◆ **TASK DESCRIPTION**: Retype the records that come next, word for word.

(Web page and app entries)
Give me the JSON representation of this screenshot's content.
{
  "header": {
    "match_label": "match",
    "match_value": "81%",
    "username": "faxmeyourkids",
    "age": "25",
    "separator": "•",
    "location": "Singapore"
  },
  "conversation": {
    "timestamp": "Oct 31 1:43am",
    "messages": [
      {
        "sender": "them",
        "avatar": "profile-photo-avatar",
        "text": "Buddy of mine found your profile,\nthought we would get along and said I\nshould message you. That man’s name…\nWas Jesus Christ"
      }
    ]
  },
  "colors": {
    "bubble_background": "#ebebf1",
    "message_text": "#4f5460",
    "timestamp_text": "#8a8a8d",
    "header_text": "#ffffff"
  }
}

◆ **ANSWER SPACE**:
Give me the JSON representation of this screenshot's content.
{
  "header": {
    "match_label": "match",
    "match_value": "81%",
    "username": "faxmeyourkids",
    "age": "25",
    "separator": "•",
    "location": "Singapore"
  },
  "conversation": {
    "timestamp": "Oct 31 1:43am",
    "messages": [
      {
        "sender": "them",
        "avatar": "profile-photo-avatar",
        "text": "Buddy of mine found your profile,\nthought we would get along and said I\nshould message you. That man’s name…\nWas Jesus Christ"
      }
    ]
  },
  "colors": {
    "bubble_background": "#ebebf1",
    "message_text": "#4f5460",
    "timestamp_text": "#8a8a8d",
    "header_text": "#ffffff"
  }
}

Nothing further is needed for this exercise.